● **The task**: To complete the exercise, repeat every record exactly as it stands.
★ ★ ★ ★ ★
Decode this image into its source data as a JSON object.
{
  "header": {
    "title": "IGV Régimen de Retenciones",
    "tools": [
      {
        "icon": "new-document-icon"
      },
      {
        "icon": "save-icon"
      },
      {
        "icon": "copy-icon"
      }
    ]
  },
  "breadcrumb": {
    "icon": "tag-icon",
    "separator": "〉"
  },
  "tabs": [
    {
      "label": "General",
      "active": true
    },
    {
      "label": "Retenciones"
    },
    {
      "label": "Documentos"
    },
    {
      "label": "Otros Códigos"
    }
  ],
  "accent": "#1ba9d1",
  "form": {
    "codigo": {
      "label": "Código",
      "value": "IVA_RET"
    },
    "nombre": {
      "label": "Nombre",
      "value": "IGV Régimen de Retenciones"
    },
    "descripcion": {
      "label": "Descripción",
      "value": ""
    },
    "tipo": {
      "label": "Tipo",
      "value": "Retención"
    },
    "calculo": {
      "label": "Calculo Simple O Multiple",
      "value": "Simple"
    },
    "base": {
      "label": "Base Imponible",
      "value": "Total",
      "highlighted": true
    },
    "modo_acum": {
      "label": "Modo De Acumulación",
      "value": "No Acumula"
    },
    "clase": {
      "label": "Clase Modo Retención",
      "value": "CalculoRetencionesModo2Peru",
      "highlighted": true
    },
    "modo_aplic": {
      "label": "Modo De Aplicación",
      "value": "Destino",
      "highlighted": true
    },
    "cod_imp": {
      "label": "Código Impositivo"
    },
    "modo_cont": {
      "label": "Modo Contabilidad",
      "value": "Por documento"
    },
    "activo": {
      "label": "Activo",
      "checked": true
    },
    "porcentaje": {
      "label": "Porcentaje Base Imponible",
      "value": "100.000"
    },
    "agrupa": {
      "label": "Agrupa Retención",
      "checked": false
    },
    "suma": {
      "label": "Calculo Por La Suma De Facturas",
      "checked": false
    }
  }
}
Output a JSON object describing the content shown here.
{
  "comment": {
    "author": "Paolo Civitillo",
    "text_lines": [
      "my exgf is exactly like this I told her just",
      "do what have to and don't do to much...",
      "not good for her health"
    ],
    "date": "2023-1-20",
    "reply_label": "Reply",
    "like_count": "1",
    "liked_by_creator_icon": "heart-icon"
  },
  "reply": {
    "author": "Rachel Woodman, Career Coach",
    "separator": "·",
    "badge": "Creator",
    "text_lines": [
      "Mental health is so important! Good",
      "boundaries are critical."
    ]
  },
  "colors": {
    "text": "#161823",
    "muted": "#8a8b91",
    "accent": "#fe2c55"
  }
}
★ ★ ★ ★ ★
● **Solution below**:
Decode this image into its source data as a JSON object.
{
  "header": {
    "title": "IGV Régimen de Retenciones",
    "tools": [
      {
        "icon": "new-document-icon"
      },
      {
        "icon": "save-icon"
      },
      {
        "icon": "copy-icon"
      }
    ]
  },
  "breadcrumb": {
    "icon": "tag-icon",
    "separator": "〉"
  },
  "tabs": [
    {
      "label": "General",
      "active": true
    },
    {
      "label": "Retenciones"
    },
    {
      "label": "Documentos"
    },
    {
      "label": "Otros Códigos"
    }
  ],
  "accent": "#1ba9d1",
  "form": {
    "codigo": {
      "label": "Código",
      "value": "IVA_RET"
    },
    "nombre": {
      "label": "Nombre",
      "value": "IGV Régimen de Retenciones"
    },
    "descripcion": {
      "label": "Descripción",
      "value": ""
    },
    "tipo": {
      "label": "Tipo",
      "value": "Retención"
    },
    "calculo": {
      "label": "Calculo Simple O Multiple",
      "value": "Simple"
    },
    "base": {
      "label": "Base Imponible",
      "value": "Total",
      "highlighted": true
    },
    "modo_acum": {
      "label": "Modo De Acumulación",
      "value": "No Acumula"
    },
    "clase": {
      "label": "Clase Modo Retención",
      "value": "CalculoRetencionesModo2Peru",
      "highlighted": true
    },
    "modo_aplic": {
      "label": "Modo De Aplicación",
      "value": "Destino",
      "highlighted": true
    },
    "cod_imp": {
      "label": "Código Impositivo"
    },
    "modo_cont": {
      "label": "Modo Contabilidad",
      "value": "Por documento"
    },
    "activo": {
      "label": "Activo",
      "checked": true
    },
    "porcentaje": {
      "label": "Porcentaje Base Imponible",
      "value": "100.000"
    },
    "agrupa": {
      "label": "Agrupa Retención",
      "checked": false
    },
    "suma": {
      "label": "Calculo Por La Suma De Facturas",
      "checked": false
    }
  }
}
Output a JSON object describing the content shown here.
{
  "comment": {
    "author": "Paolo Civitillo",
    "text_lines": [
      "my exgf is exactly like this I told her just",
      "do what have to and don't do to much...",
      "not good for her health"
    ],
    "date": "2023-1-20",
    "reply_label": "Reply",
    "like_count": "1",
    "liked_by_creator_icon": "heart-icon"
  },
  "reply": {
    "author": "Rachel Woodman, Career Coach",
    "separator": "·",
    "badge": "Creator",
    "text_lines": [
      "Mental health is so important! Good",
      "boundaries are critical."
    ]
  },
  "colors": {
    "text": "#161823",
    "muted": "#8a8b91",
    "accent": "#fe2c55"
  }
}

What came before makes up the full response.